University president Eric Kaler and athletic director Mark Coyle in a statement acknowledged there was "a lot of confusion and frustration," but reiterated that student privacy prevented them from commenting further.

On Wednesday, Kaler said the need to suspend the 10 players was "incredibly disappointing."

"Unfortunately, these types of situations are difficult for the university because we are limited in what we can say," Kaler said in a statement. "While we strive to be transparent in all that we do, the fact is that, under the law, our students have privacy rights that we value and respect."

According to the Star Tribune, a woman accused multiple players of sexually assaulting her at an off-campus apartment.

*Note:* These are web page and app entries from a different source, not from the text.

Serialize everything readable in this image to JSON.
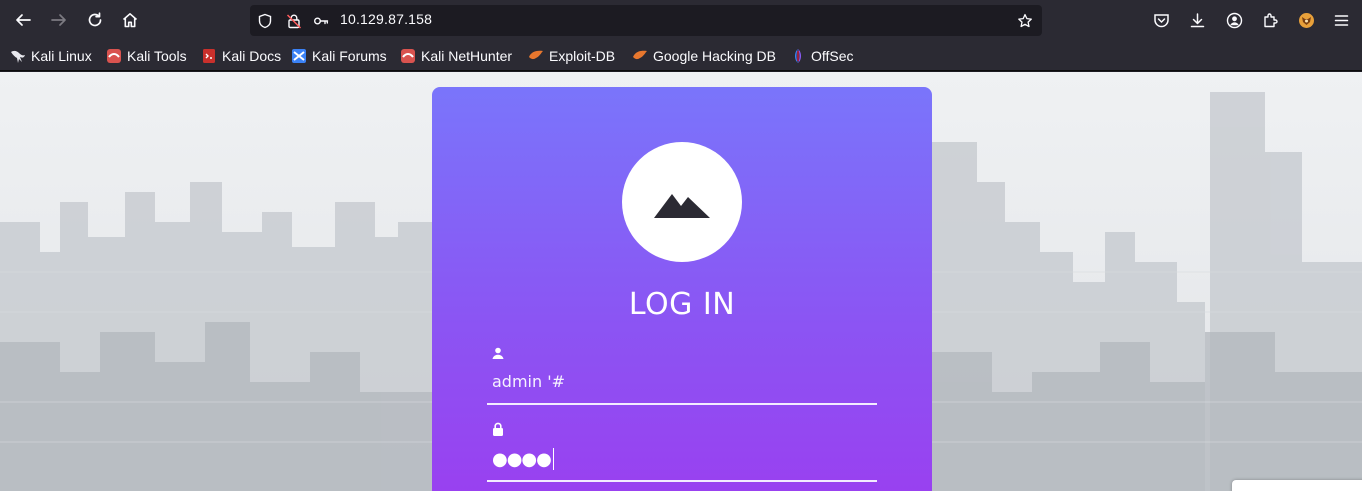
{
  "browser": {
    "url": "10.129.87.158",
    "bookmarks": [
      {
        "label": "Kali Linux",
        "icon": "kali-dragon-icon"
      },
      {
        "label": "Kali Tools",
        "icon": "kali-tools-icon"
      },
      {
        "label": "Kali Docs",
        "icon": "kali-docs-icon"
      },
      {
        "label": "Kali Forums",
        "icon": "kali-forums-icon"
      },
      {
        "label": "Kali NetHunter",
        "icon": "kali-nethunter-icon"
      },
      {
        "label": "Exploit-DB",
        "icon": "exploit-db-icon"
      },
      {
        "label": "Google Hacking DB",
        "icon": "ghdb-icon"
      },
      {
        "label": "OffSec",
        "icon": "offsec-icon"
      }
    ]
  },
  "login": {
    "title": "LOG IN",
    "username_value": "admin '#",
    "password_mask": "●●●●"
  },
  "colors": {
    "chrome_bg": "#2b2a33",
    "urlbar_bg": "#1c1b22",
    "card_top": "#7a75fb",
    "card_bottom": "#9a3ff0",
    "text_light": "#fbfbfe"
  }
}
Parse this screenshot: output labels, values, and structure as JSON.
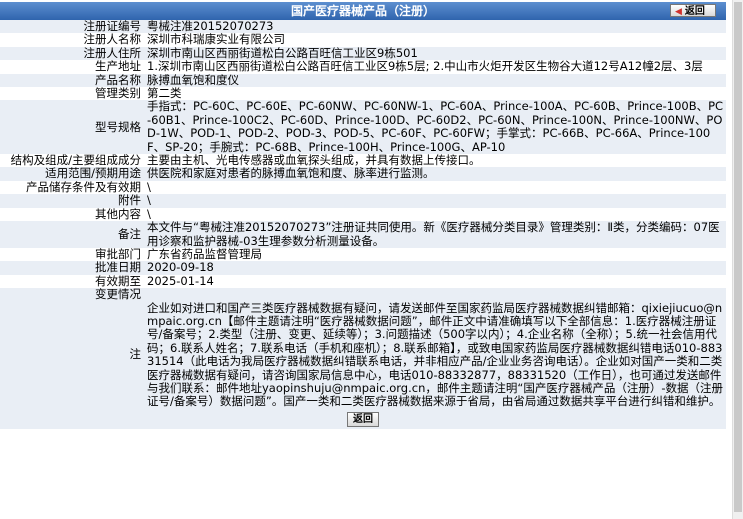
{
  "header": {
    "title": "国产医疗器械产品（注册）",
    "back_label": "返回"
  },
  "rows": [
    {
      "label": "注册证编号",
      "value": "粤械注准20152070273"
    },
    {
      "label": "注册人名称",
      "value": "深圳市科瑞康实业有限公司"
    },
    {
      "label": "注册人住所",
      "value": "深圳市南山区西丽街道松白公路百旺信工业区9栋501"
    },
    {
      "label": "生产地址",
      "value": "1.深圳市南山区西丽街道松白公路百旺信工业区9栋5层; 2.中山市火炬开发区生物谷大道12号A12幢2层、3层"
    },
    {
      "label": "产品名称",
      "value": "脉搏血氧饱和度仪"
    },
    {
      "label": "管理类别",
      "value": "第二类"
    },
    {
      "label": "型号规格",
      "value": "手指式：PC-60C、PC-60E、PC-60NW、PC-60NW-1、PC-60A、Prince-100A、PC-60B、Prince-100B、PC-60B1、Prince-100C2、PC-60D、Prince-100D、PC-60D2、PC-60N、Prince-100N、Prince-100NW、POD-1W、POD-1、POD-2、POD-3、POD-5、PC-60F、PC-60FW；手掌式：PC-66B、PC-66A、Prince-100F、SP-20；手腕式：PC-68B、Prince-100H、Prince-100G、AP-10"
    },
    {
      "label": "结构及组成/主要组成成分",
      "value": "主要由主机、光电传感器或血氧探头组成，并具有数据上传接口。"
    },
    {
      "label": "适用范围/预期用途",
      "value": "供医院和家庭对患者的脉搏血氧饱和度、脉率进行监测。"
    },
    {
      "label": "产品储存条件及有效期",
      "value": "\\"
    },
    {
      "label": "附件",
      "value": "\\"
    },
    {
      "label": "其他内容",
      "value": "\\"
    },
    {
      "label": "备注",
      "value": "本文件与“粤械注准20152070273”注册证共同使用。新《医疗器械分类目录》管理类别：Ⅱ类，分类编码：07医用诊察和监护器械-03生理参数分析测量设备。"
    },
    {
      "label": "审批部门",
      "value": "广东省药品监督管理局"
    },
    {
      "label": "批准日期",
      "value": "2020-09-18"
    },
    {
      "label": "有效期至",
      "value": "2025-01-14"
    },
    {
      "label": "变更情况",
      "value": ""
    }
  ],
  "notice": {
    "label": "注",
    "text": "企业如对进口和国产三类医疗器械数据有疑问，请发送邮件至国家药监局医疗器械数据纠错邮箱：qixiejiucuo@nmpaic.org.cn【邮件主题请注明“医疗器械数据问题”，邮件正文中请准确填写以下全部信息：1.医疗器械注册证号/备案号；2.类型（注册、变更、延续等）；3.问题描述（500字以内）；4.企业名称（全称）；5.统一社会信用代码；6.联系人姓名；7.联系电话（手机和座机）；8.联系邮箱】，或致电国家药监局医疗器械数据纠错电话010-88331514（此电话为我局医疗器械数据纠错联系电话，并非相应产品/企业业务咨询电话）。企业如对国产一类和二类医疗器械数据有疑问，请咨询国家局信息中心，电话010-88332877，88331520（工作日），也可通过发送邮件与我们联系：邮件地址yaopinshuju@nmpaic.org.cn，邮件主题请注明“国产医疗器械产品（注册）-数据（注册证号/备案号）数据问题”。国产一类和二类医疗器械数据来源于省局，由省局通过数据共享平台进行纠错和维护。"
  },
  "footer": {
    "back_label": "返回"
  }
}
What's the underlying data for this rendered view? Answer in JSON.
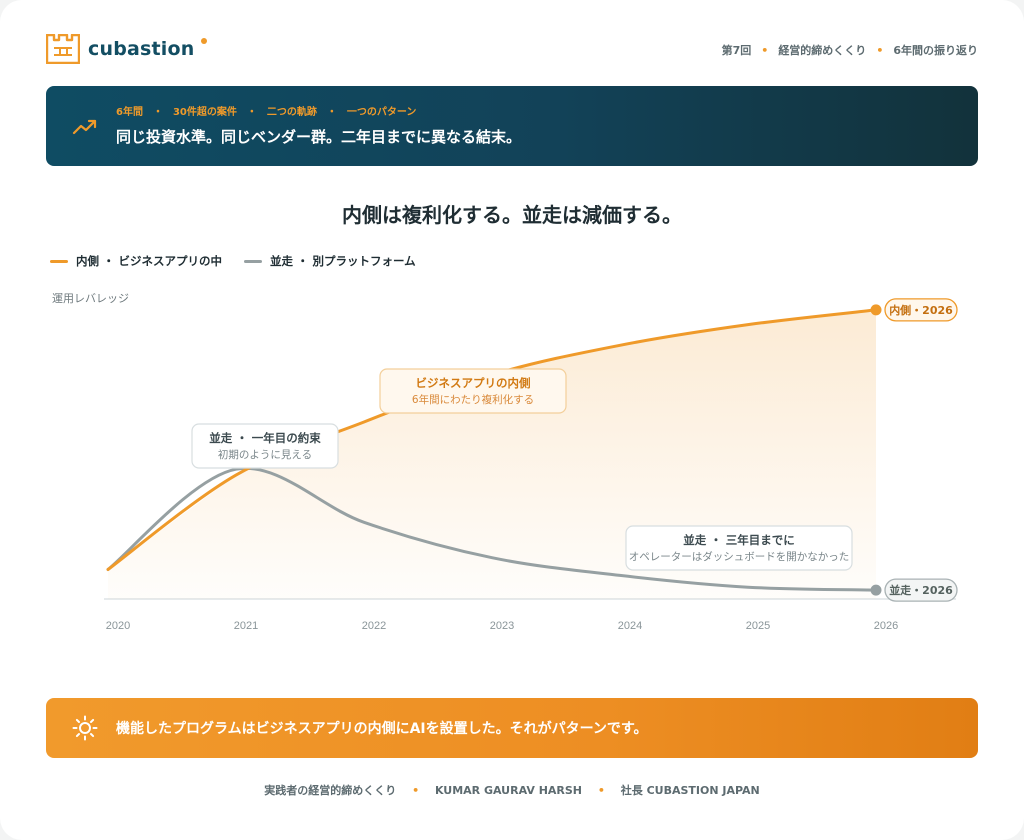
{
  "brand": {
    "name": "cubastion"
  },
  "nav": [
    "第7回",
    "経営的締めくくり",
    "6年間の振り返り"
  ],
  "banner": {
    "kicker": [
      "6年間",
      "30件超の案件",
      "二つの軌跡",
      "一つのパターン"
    ],
    "title": "同じ投資水準。同じベンダー群。二年目までに異なる結末。",
    "icon": "trend-up-icon"
  },
  "chart_data": {
    "type": "line",
    "title": "内側は複利化する。並走は減価する。",
    "ylabel": "運用レバレッジ",
    "xlabel": "",
    "x": [
      "2020",
      "2021",
      "2022",
      "2023",
      "2024",
      "2025",
      "2026"
    ],
    "ylim": [
      0,
      100
    ],
    "grid": false,
    "legend_placement": "top-left",
    "series": [
      {
        "name": "内側 ・ ビジネスアプリの中",
        "color": "#ef9a2a",
        "values": [
          10,
          42,
          60,
          76,
          86,
          93,
          98
        ],
        "end_label": "内側・2026",
        "area": true
      },
      {
        "name": "並走 ・ 別プラットフォーム",
        "color": "#96a0a2",
        "values": [
          10,
          44,
          26,
          14,
          8,
          4,
          3
        ],
        "end_label": "並走・2026",
        "area": false
      }
    ],
    "annotations": [
      {
        "x": "2021",
        "y": 56,
        "title": "並走 ・ 一年目の約束",
        "subtitle": "初期のように見える",
        "style": "gray"
      },
      {
        "x": "2023",
        "y": 76,
        "title": "ビジネスアプリの内側",
        "subtitle": "6年間にわたり複利化する",
        "style": "orange"
      },
      {
        "x": "2024",
        "y": 19,
        "title": "並走 ・ 三年目までに",
        "subtitle": "オペレーターはダッシュボードを開かなかった",
        "style": "gray"
      }
    ]
  },
  "callout": {
    "icon": "sun-icon",
    "text": "機能したプログラムはビジネスアプリの内側にAIを設置した。それがパターンです。"
  },
  "footer": [
    "実践者の経営的締めくくり",
    "KUMAR GAURAV HARSH",
    "社長 CUBASTION JAPAN"
  ],
  "colors": {
    "accent": "#ef9a2a",
    "navy": "#134e63",
    "muted": "#96a0a2"
  }
}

Local prosecutors said in October that they declined to bring charges because of "insufficient, admissible evidence." (Reporting by Timothy Mclaughlin in Chicago; Editing by Daniel Wallis, Bernard Orr)